BA History of Art student wins the inaugural Cultural Institute Short Film Prize

BA History of Art student wins the inaugural Cultural Institute Short Film Prize

A film co-produced by BA History of Art student Hermione Oldham has won the first Cultural Institute Short Film Prize at the University of Leeds.

Student filmmaking crews and leading researchers from the University of Leeds recently came together to produce short films, covering the latest innovations in digital creativity and responding creatively to new research.

The films explored the power of new technologies, from capturing community memories to exploring what it is to grow older.

A screening of the shortlisted films took place at Leeds University Union on 24 April when the winning team was announced and presented with a £1,000 prize.

In first place was Virtual Holocaust Memory, produced by undergraduate students Hermione Oldham and Mia Frank. Their film was inspired by the technologies that allow us to engage with and preserve Holocaust memory.
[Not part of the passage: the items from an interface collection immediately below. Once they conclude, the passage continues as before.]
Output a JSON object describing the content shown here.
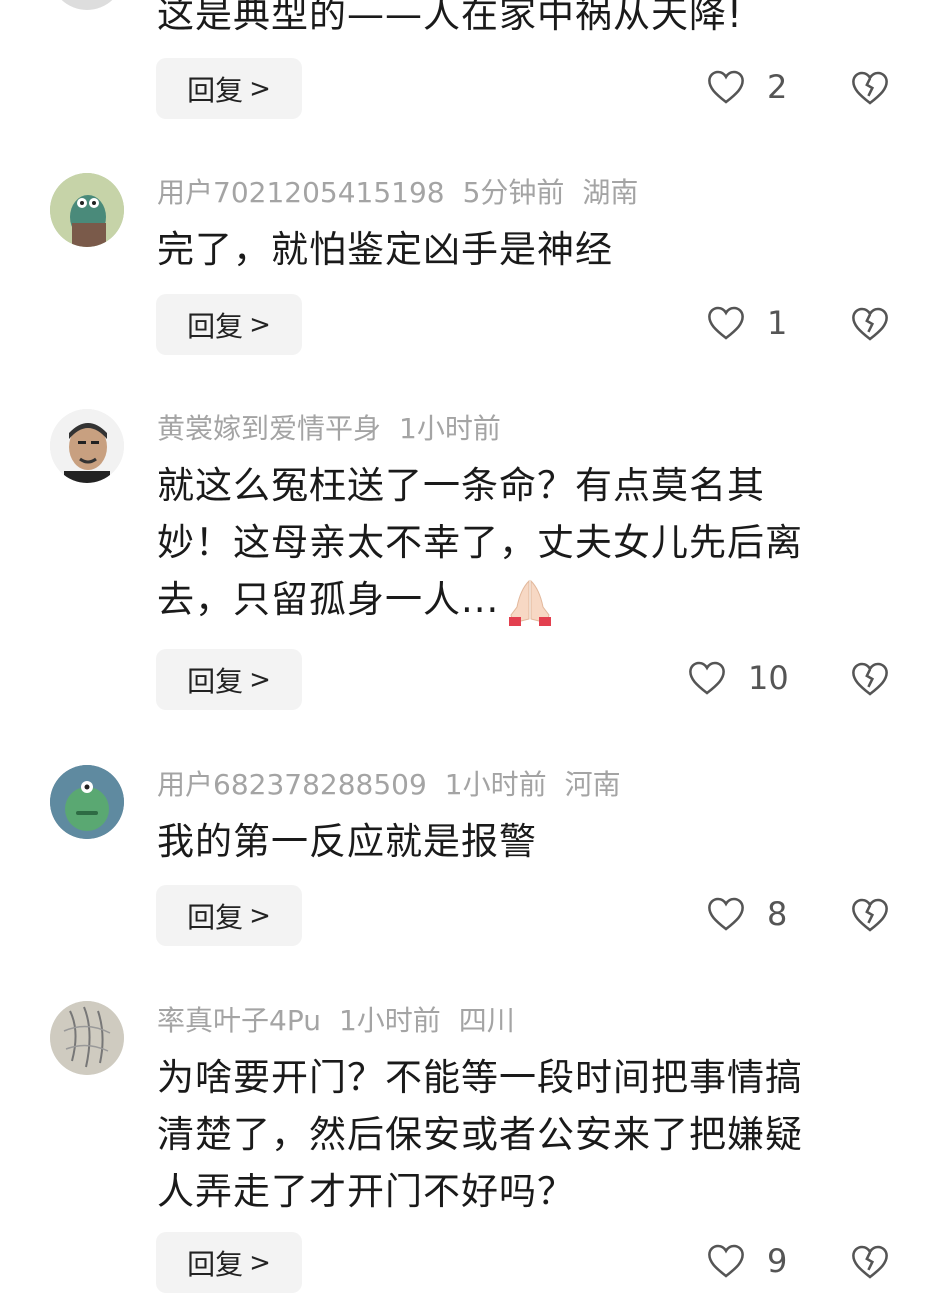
{
  "comments": [
    {
      "text": "这是典型的——人在家中祸从天降!",
      "reply_label": "回复",
      "likes": "2"
    },
    {
      "username": "用户7021205415198",
      "time": "5分钟前",
      "location": "湖南",
      "text": "完了，就怕鉴定凶手是神经",
      "reply_label": "回复",
      "likes": "1"
    },
    {
      "username": "黄裳嫁到爱情平身",
      "time": "1小时前",
      "text_lines": [
        "就这么冤枉送了一条命？有点莫名其",
        "妙！这母亲太不幸了，丈夫女儿先后离",
        "去，只留孤身一人..."
      ],
      "reply_label": "回复",
      "likes": "10"
    },
    {
      "username": "用户682378288509",
      "time": "1小时前",
      "location": "河南",
      "text": "我的第一反应就是报警",
      "reply_label": "回复",
      "likes": "8"
    },
    {
      "username": "率真叶子4Pu",
      "time": "1小时前",
      "location": "四川",
      "text_lines": [
        "为啥要开门？不能等一段时间把事情搞",
        "清楚了，然后保安或者公安来了把嫌疑",
        "人弄走了才开门不好吗？"
      ],
      "reply_label": "回复",
      "likes": "9"
    }
  ],
  "icons": {
    "like": "heart-outline-icon",
    "dislike": "broken-heart-icon",
    "reply_chevron": "chevron-right-icon",
    "praying_hands": "praying-hands-emoji"
  }
}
Hermione Oldham is in her first year of study on the BA History of Art course in the School of Fine Art, History of Art and Cultural Studies. Hermione was partnered with another finalist in her category, Mia Frank (a student in the School of Media and Communication), to make the film which considers how to maintain the memory of the Holocaust. They worked with Dr Matt Boswell, University Academic Fellow in the School of English, to produce a short film inspired by his research.

Hermione said:

“I was drawn to the topic of the Holocaust memory because the testimony of survivors provides important lessons to all future generations.

“The film I made is based around the story of one survivor, Susie Lind, which greatly affected me; all she has left of her family is a single handkerchief which was given to her by her mother as they said goodbye, and her memories. I felt it was important to keep alive her story and to ensure that it resonates today by expressing the memories in a moving and appropriate way.”

Professor Abigail Harrison Moore, Head of the School of Fine Art, History of Art and Cultural Studies, said:

“I am delighted that Hermione and Mia’s very moving film won this prize. As a School we have taught and been engaged in holocaust memory studies for many years, and it is wonderful to see one of our undergraduates translating her learning into this inspirational piece of film-making.

“Hermione’s work with a fellow student and a colleague from our Faculty also demonstrates the benefit of our undergraduates being able to work with staff and students from across the broad range of subject areas. This is an excellent example of the power of collaboration, enabled by the Cultural Institute.”

After the screening, there was a chance to hear from the filmmakers themselves and to find out more about the research projects they drew on to create the films. Col Needham, founder of IMDb and alumnus of the University of Leeds, judged the competition alongside Karen Emanuel, Managing Director of Key Production.

Digital Creativity is a major strand of the University of Leeds’ Culture research theme, facilitated by the Cultural Institute. This event was part of Leeds Digital Festival, a multi-venue, city-wide festival celebrating digital culture